Finally, the international community must monitor the relationship between the two countries as much as it oversees internal reforms in South Sudan. As things stand, the international community is ambivalent to supporting the Peace Agreement, creating uncertainty among actors. Any process that returns peace to South Sudan needs robust international support that creates incentives and disincentives for key actors, including bringing those who have not yet signed the Agreement on board. International support must also focus on the reform agenda and support national dialogue to move the country beyond the transitional arrangement into a more stable political and institutional environment, eliminating rent-seeking and power-grabbing that exacerbates violent political competition. A reform agenda that creates a more credible public financial management system will decrease power struggles in the country.

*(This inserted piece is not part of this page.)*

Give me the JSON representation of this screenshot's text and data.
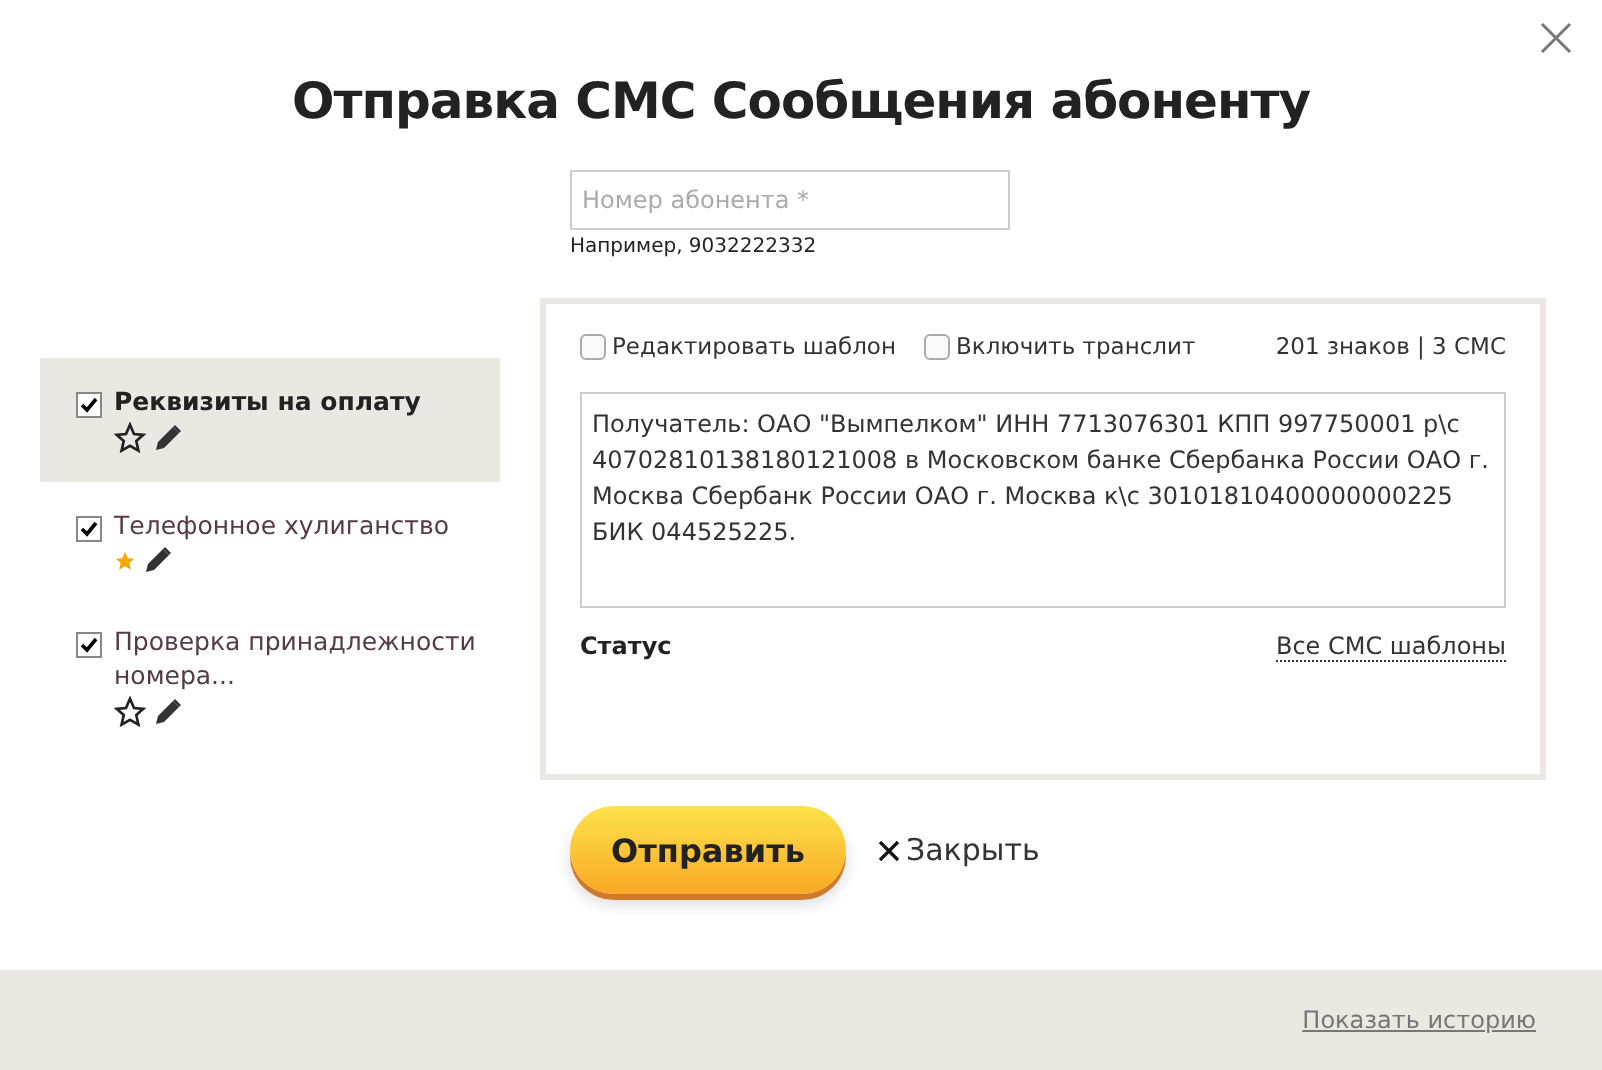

Sustainable peace in South Sudan is a realistic expectation. However, the roles of Sudan and the international community in achieving this are critical. Peace will only last with sustained reform efforts, especially in the oil and public financial management sectors. The road to peace in South Sudan runs through Sudan and the international community.
Abraham A. Awolich is a Co-founder and the Acting Executive Director of the Sudd Institute, a local think tank based in Juba, South Sudan. Awolich’s research interests are in democracy and governance, public administration, international political economy, and international cooperation. Awolich also serves as a Board member of the National Revenue Authority of South Sudan and the Deputy Coordinator of the South Sudan National Dialogue Steering Committee Secretariat.
Awolich holds a master’s degree in Public Administration (MPA) from Maxwell School of Citizenship and Public Affairs at Syracuse University where he was a McNair Fellow. He graduated in 2005 from the University of Vermont with his first degree in Anthropology and a minor in Business Administration.